Roll Jordan, roll Roll Jordan, roll I want to go to heaven when I die To hear ol' Jordan roll
A rising tide. This is the closest feeling and image I can give to describe the impact of watching Steve McQueen’s film 12 Years A Slave, based on the true narrative by Solomon Northrup, a free black man who was captured and sold into slavery in 1841. It is a tide that hits, even when you’re not ready, recedes, then comes back with a force more powerful than the last.
This tide keeps coming, and you keep anticipating it, but nothing can prepare you for the overwhelming fear and loathing that fill your body when slave owner Master Epps (Michael Fassbender) enters the frame, and Solomon’s (Chiwetel Ejiofor) face falls heavy with an aquatic force.
In Karen Sander's dystopian young adult book Tankborn, the world is a stringent caste system where race and origins determine all status. Tankborn was a hit and the sequel, Awakening, just came out this April, which means now is a great time to discuss the race and gender angle of the book.
Scarlett O'Hara and her mammy in Gone with the Wind.
With their Oscar wins last night, Django Unchained and Lincoln have taken their places in the top-tier pantheon of Hollywood's slavery films. As Official Slavery and Jim Crow Epics, both films have the full support of the Hollywood machine, enjoying obscene budgets and lengths, and use the power of image and story to re-create the history of the eras. They also both, in my opinion, absolve the white majority of guilt for upholding systemic labor exploitation.
Slavery and Jim Crow Epics are a whole mini-genre in Hollywood. These films are often released in an important anniversary year and rake in the box office dollars, and often wind up hindering meaningful conversation about the legacy of slavery. Whether the films employ benevolent omission or base humor, these versions of America's racial history continue to write African Americans out of the scene.
Here is a brief history of America Slavery and Jim Crow Epics, from 1915 to the present.

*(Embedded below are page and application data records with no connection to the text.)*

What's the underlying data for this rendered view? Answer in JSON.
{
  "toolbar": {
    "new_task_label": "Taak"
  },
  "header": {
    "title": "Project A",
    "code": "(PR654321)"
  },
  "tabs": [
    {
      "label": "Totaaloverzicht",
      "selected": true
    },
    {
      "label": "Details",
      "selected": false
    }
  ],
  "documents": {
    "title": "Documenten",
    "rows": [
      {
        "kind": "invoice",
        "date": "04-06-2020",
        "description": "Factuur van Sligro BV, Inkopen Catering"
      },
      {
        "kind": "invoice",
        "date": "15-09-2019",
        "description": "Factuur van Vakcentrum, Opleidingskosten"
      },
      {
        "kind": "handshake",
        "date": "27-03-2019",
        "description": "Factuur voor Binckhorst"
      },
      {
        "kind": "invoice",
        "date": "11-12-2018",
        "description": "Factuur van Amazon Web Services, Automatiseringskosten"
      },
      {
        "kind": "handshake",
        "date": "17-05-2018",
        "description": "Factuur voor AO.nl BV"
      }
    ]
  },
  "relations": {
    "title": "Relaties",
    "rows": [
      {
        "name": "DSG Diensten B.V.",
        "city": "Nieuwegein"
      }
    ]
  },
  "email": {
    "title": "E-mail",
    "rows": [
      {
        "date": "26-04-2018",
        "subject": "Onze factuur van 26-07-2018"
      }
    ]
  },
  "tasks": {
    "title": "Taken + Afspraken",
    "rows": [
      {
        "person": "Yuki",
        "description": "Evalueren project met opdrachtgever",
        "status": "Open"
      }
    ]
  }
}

Mary Elizabeth Bowser and Elizabeth Van Lew, a former slave and a wealthy white woman in Richmond, Virginia, might seem unlikely members of a successful espionage ring. Thanks to Hollywood, the typical images surrounding spies include scantily clad women, technological gadgets, and Pierce Brosnan—but this equation would hardly have gone unnoticed during the Civil War. Bowser and Van Lew used society's assumptions about them to their advantage, passing key information along to the Union Army and contributing to the demise of the Confederate States.
In an attempt to protest the Pennsylvania state House's recent designation of 2012 as "The Year of the Bible" (which is admittedly messed up), two atheist groups went the fight-douche-with-douche route last week and erected a slavery-themed billboard in "one of the Harrisburg's most racially diverse neighborhoods." Ostensibly meant to highlight the hypocrisy of the "Year of the Bible," the billboard instead pissed people off because it's racist.
You know how most of the time everyone glorifies the forefathers of this nation and kinda glosses over the f*#$d up parts of our great nation's history? Yeah. Well, that's one reason why it's important to remember people like Oney Judge. Born in 1773 into slavery on the plantation of President Powdered Wig Boner himself (George Washington of course), Judge escaped after being offered up as a WEDDING GIFT to the Washingtons' granddaughter (and you thought that gift card to Target was an inappropriate present). Before we move on into greater detail, I'll let comedian Jen Kirkman take this one over:
If you think politics today is a boy's club imagine 1860s America. The Civil War was beginning, slavery was not yet illegal, and women were still a good eighty years from receiving the right to vote. Yet one fiery young woman was able to become a national celebrity through her impassioned speeches on social reform. Anna Elizabeth Dickinson had her first anti-slavery piece published at the age of fourteen. As an advocate for black suffrage in addition to emancipation, and equal opportunity and pay for women in addition to the vote, Dickinson was one of the best-known reformers of her time.
When Damali Ayo was 12, her parents sent her to day camp with 20 white kids. The kids were fascinated by the way Ayo’s hair maintained its texture in the pool. Even after she deliberately dunked her head in the water, they were convinced that black hair doesn’t get wet.
This experience stuck with her as she launched her art career in the predominantly white city of Portland, Oregon. Ayo often felt she was the token black person relied upon for opinions and advice precisely because of her skin color.